Whereas the National Historic Lighthouse Preservation Act of 2000 (Public Law 106-355; 114 Stat. 1385), enacted on October 24, 2000, and with the aid of the lighthouse preservation community, provides an effective process administered by the General Services Administration and the National Park Service for transferring lighthouses to the best possible stewardship groups;

Whereas, for the past several decades, regional and national groups have formed within the lighthouse preservation community to promote lighthouse heritage through research, education, tourism, and publications;

Whereas the earliest and largest regional preservation group, the Great Lakes Lighthouse Keepers Association, headquartered in Michigan, marks its 30th anniversary in 2013, and the largest and oldest national group, the United States Lighthouse Society, which relocated from San Francisco, California, to the State of Washington in 2008, marks its 30th anniversary in 2014;

Whereas other groups have also been formed to promote lighthouse preservation and history, many with regional chapters, including–

(1) a national leadership council and forum named the American Lighthouse Council (formerly the American Lighthouse Coordinating Committee), currently headquartered in Illinois;

(2) the American Lighthouse Foundation in Maine;

(3) the Michigan Lighthouse Alliance and Michigan Lighthouse Conservancy;

(4) the Maine Lights Program;

(5) the Outer Banks Lighthouse Society in North Carolina;

(6) the New Jersey Lighthouse Society;

(7) the Florida Lighthouse Association; and

(8) the Lighthouse Preservation Society in Massachusetts;

Whereas major lighthouse publications, including the United States Lighthouse Society’s Keeper’s Log and the Lighthouse Digest, contribute greatly to the promotion of lighthouse heritage and preservation;

Whereas single-lighthouse preservation efforts by individuals or organizations, including historical societies and governments, have even longer histories, including preservation efforts in–

(1) Grosse Point, Illinois, established in 1935;

(2) Buffalo, New York, established in 1962;

(3) Navesink Twin Lights, New Jersey, established in 1962;

(4) Point Fermin, California, established in 1970;

(5) Charlotte-Genesse near Rochester, New York, established in 1965;

(6) Key West, Florida, established in 1969;

(7) Split Rock Lighthouse, Minnesota, established in 1971;

(8) Ponce de Leon Inlet, Florida, established in 1972;

(9) St. Augustine, Florida, established in 1981; and

(10) Fire Island, New York, established in 1982;

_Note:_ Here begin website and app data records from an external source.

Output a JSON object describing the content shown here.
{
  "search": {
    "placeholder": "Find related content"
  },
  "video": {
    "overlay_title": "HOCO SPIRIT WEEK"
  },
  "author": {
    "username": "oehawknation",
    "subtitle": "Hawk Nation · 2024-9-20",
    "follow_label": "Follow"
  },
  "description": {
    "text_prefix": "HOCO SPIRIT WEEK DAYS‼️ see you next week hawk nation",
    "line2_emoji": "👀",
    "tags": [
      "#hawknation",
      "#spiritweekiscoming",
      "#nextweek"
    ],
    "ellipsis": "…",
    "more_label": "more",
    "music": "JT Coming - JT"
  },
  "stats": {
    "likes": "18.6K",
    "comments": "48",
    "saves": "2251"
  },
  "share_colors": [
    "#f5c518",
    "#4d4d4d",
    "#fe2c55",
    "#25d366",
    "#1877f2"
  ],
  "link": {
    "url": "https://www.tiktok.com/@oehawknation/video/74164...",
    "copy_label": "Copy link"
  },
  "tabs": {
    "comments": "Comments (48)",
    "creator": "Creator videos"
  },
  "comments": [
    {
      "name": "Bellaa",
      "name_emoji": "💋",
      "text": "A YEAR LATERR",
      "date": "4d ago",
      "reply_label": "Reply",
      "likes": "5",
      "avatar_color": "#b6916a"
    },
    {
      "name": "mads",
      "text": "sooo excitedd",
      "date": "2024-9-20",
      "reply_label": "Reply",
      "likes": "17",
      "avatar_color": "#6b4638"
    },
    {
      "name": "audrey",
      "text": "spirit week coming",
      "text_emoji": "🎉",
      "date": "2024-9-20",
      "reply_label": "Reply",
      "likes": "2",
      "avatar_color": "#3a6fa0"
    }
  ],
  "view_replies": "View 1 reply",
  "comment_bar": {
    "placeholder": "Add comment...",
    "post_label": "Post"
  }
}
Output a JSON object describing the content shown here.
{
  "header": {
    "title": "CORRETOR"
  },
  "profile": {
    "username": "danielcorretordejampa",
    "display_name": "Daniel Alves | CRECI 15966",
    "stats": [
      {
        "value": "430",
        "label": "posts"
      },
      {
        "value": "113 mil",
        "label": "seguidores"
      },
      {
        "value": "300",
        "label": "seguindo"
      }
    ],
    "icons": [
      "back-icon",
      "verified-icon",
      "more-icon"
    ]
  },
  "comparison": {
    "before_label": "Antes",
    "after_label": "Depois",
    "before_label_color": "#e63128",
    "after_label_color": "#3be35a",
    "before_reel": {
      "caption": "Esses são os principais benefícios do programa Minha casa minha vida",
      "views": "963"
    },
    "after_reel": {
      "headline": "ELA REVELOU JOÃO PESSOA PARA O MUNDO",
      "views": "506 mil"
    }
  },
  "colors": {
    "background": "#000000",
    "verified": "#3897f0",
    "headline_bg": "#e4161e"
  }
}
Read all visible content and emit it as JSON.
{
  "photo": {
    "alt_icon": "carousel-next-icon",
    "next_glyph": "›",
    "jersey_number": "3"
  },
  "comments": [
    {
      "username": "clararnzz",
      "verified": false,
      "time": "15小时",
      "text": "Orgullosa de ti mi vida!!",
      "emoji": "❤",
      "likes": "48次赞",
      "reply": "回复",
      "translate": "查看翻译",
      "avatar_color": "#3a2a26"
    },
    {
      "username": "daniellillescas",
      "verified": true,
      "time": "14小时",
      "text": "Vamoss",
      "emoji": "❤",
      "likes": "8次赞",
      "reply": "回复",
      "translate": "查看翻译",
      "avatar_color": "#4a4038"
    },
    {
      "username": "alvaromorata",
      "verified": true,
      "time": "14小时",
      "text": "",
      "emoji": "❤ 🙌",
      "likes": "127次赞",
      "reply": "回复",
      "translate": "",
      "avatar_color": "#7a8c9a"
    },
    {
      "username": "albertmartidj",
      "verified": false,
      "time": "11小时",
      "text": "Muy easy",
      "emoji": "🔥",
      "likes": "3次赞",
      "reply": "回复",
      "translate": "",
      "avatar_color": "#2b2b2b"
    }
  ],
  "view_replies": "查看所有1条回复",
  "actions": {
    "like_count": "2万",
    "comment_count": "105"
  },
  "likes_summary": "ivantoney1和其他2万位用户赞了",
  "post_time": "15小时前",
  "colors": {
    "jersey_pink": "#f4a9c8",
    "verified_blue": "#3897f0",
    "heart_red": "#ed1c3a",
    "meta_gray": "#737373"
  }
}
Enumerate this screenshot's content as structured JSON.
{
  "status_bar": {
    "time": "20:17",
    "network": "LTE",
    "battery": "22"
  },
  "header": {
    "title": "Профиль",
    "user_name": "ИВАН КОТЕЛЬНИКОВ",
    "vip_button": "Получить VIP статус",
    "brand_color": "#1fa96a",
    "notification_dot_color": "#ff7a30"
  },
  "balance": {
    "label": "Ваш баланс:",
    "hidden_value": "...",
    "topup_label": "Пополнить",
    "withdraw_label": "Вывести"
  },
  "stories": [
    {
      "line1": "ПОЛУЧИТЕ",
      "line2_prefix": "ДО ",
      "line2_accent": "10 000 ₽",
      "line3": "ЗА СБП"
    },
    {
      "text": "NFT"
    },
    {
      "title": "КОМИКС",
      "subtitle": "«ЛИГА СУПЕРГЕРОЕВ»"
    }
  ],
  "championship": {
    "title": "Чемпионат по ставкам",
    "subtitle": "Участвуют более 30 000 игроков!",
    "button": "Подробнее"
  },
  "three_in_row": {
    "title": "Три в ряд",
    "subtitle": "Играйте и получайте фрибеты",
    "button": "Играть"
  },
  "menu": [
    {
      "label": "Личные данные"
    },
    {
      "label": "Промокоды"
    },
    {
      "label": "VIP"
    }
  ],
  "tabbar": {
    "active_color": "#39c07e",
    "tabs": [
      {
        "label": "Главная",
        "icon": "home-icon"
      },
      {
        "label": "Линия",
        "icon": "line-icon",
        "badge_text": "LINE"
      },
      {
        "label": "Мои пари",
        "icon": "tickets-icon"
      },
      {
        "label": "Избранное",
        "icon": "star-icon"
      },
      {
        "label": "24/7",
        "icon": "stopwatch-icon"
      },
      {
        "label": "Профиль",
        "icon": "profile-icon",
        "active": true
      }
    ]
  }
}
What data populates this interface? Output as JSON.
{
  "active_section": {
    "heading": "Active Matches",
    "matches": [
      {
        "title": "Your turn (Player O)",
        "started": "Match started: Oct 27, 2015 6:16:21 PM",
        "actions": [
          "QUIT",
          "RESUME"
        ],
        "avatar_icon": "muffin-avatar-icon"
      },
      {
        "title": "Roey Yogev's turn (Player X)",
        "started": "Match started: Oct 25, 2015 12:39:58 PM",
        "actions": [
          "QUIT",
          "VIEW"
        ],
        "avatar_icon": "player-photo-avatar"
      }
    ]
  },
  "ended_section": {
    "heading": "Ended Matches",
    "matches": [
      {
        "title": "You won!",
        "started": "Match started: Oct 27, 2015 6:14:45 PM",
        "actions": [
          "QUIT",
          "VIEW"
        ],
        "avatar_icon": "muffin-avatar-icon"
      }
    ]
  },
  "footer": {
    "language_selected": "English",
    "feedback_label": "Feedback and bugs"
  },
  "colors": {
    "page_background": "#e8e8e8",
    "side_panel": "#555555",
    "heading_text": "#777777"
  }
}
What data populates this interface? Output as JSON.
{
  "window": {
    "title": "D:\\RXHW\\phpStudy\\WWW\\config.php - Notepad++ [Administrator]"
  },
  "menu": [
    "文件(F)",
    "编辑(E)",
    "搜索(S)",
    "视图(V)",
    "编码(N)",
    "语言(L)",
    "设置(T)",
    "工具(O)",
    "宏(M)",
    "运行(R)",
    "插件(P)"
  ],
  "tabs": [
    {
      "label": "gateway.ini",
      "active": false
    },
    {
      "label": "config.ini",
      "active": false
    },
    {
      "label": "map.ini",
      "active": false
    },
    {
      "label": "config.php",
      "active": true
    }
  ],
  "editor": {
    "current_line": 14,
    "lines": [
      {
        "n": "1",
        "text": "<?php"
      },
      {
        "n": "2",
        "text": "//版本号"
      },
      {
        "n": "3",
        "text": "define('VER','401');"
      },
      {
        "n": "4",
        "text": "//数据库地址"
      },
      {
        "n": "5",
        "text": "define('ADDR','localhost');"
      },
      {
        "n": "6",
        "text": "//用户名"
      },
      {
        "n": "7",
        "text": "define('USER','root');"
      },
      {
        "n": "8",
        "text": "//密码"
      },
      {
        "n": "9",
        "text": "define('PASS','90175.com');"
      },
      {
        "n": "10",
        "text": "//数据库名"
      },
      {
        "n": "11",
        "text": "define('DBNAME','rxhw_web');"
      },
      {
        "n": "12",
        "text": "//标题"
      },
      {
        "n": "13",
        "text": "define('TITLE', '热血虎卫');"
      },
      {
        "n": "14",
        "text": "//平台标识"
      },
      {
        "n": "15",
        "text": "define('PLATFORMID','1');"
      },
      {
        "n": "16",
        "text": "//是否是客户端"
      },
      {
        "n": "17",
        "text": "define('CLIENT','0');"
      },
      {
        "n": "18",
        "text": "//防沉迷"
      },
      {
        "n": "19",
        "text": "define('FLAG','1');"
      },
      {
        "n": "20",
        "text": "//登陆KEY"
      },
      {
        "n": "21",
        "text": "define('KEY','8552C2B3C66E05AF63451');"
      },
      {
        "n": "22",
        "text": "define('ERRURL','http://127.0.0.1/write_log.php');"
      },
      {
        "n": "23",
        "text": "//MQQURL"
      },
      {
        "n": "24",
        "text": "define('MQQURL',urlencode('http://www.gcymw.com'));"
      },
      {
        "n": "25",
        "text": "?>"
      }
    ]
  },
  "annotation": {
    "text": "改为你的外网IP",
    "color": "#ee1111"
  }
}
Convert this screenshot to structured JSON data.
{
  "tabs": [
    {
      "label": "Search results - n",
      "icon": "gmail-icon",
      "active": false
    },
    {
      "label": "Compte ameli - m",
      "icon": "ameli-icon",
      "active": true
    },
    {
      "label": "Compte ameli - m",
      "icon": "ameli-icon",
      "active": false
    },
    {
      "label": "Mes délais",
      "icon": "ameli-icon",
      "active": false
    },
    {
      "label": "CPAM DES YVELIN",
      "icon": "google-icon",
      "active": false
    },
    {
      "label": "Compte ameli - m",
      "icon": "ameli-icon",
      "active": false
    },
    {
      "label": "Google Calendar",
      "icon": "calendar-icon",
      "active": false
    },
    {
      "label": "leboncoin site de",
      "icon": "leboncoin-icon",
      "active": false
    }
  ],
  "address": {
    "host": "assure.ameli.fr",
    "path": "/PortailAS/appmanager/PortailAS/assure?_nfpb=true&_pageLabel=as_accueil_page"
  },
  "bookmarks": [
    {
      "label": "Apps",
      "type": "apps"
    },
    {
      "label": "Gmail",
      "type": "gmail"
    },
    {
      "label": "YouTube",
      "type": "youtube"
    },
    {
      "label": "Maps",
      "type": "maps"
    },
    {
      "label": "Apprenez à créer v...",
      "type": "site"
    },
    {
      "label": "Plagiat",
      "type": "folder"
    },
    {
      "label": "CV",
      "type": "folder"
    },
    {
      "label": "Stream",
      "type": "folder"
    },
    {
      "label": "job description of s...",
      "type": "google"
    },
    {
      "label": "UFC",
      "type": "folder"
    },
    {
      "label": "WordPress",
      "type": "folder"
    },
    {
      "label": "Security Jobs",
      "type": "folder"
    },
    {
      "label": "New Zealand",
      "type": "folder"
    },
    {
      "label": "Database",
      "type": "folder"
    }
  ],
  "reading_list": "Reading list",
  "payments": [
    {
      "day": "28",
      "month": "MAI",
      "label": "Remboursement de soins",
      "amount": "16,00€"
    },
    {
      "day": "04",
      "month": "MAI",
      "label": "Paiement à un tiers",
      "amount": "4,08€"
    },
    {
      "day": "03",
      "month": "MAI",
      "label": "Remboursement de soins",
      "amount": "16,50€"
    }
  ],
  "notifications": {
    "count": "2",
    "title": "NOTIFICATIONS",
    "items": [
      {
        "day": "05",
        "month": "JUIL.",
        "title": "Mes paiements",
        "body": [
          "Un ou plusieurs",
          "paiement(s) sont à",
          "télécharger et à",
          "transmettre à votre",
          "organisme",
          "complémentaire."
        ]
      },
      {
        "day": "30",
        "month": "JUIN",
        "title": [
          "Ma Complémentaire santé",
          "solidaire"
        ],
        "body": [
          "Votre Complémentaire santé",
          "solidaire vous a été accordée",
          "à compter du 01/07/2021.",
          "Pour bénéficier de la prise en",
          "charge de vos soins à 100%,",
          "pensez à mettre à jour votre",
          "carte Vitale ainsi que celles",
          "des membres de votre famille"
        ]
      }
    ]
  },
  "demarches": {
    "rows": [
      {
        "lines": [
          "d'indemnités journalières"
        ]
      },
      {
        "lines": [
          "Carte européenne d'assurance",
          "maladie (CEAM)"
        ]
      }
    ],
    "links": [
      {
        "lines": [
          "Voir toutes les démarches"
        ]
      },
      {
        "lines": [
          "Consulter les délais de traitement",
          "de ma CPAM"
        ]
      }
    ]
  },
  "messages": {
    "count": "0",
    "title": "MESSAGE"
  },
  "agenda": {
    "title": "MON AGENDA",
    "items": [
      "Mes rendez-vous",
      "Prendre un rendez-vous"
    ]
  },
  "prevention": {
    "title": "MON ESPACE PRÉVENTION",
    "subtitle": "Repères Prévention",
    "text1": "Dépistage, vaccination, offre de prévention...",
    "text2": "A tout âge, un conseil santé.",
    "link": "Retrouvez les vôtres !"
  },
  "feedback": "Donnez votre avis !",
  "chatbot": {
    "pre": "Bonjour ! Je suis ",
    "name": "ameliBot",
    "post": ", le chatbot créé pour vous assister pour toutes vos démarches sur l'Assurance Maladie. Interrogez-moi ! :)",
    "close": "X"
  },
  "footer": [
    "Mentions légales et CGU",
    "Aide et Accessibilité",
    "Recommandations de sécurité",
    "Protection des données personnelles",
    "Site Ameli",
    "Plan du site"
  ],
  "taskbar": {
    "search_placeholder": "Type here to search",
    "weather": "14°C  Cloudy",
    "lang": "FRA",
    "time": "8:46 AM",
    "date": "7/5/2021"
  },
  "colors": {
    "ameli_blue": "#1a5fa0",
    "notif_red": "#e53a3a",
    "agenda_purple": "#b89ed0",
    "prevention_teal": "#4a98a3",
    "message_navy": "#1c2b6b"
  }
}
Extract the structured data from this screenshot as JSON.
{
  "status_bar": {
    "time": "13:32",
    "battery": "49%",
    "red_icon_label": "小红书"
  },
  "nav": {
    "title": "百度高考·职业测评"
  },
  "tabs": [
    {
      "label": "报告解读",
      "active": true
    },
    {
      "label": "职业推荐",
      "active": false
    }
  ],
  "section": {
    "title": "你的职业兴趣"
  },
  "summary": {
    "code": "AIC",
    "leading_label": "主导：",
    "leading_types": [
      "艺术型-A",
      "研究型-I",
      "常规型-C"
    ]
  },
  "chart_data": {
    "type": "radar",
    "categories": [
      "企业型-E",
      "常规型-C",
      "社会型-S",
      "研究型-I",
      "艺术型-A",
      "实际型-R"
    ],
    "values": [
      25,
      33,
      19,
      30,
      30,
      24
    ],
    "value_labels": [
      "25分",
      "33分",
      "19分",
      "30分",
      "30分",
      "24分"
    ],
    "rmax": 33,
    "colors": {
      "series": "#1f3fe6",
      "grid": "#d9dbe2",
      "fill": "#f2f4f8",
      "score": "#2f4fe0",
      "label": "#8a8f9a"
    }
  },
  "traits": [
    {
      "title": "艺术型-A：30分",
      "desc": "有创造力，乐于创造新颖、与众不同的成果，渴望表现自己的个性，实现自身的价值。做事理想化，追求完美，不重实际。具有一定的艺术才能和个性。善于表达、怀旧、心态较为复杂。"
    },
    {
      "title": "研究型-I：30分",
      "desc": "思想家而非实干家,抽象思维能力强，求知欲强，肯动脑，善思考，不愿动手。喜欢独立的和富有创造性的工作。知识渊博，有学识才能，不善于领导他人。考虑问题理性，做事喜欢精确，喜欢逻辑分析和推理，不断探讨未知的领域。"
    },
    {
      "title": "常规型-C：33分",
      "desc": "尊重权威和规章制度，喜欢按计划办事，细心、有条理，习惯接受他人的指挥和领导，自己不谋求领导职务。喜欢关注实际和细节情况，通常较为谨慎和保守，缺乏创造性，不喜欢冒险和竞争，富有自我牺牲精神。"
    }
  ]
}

Whereas, despite progress, many lighthouses in the United States remain threatened by erosion, neglect, vandalism, and deterioration by the elements;

Whereas Congress passed, and President Ronald Reagan signed, a Joint Resolution entitled ‘Joint Resolution designating the day of August 7, 1989, as ‘National Lighthouse Day’, approved November 5, 1988 (Public Law 100-622; 102 Stat. 3201), in honor of the bicentennial of the United States Lighthouse Service; and

Whereas the many completed, ongoing, or planned private and public efforts to preserve lighthouses demonstrate the public support for those historic structures: Now, therefore, be it

Resolved, That the Senate–

(1) designates August 7, 2013, as ‘National Lighthouse and Lighthouse Preservation Day’;

(2) encourages lighthouse grounds to be made open to the general public to the extent feasible; and

(3) encourages the people of the United States to observe National Lighthouse and Lighthouse Preservation Day with appropriate ceremonies and activities.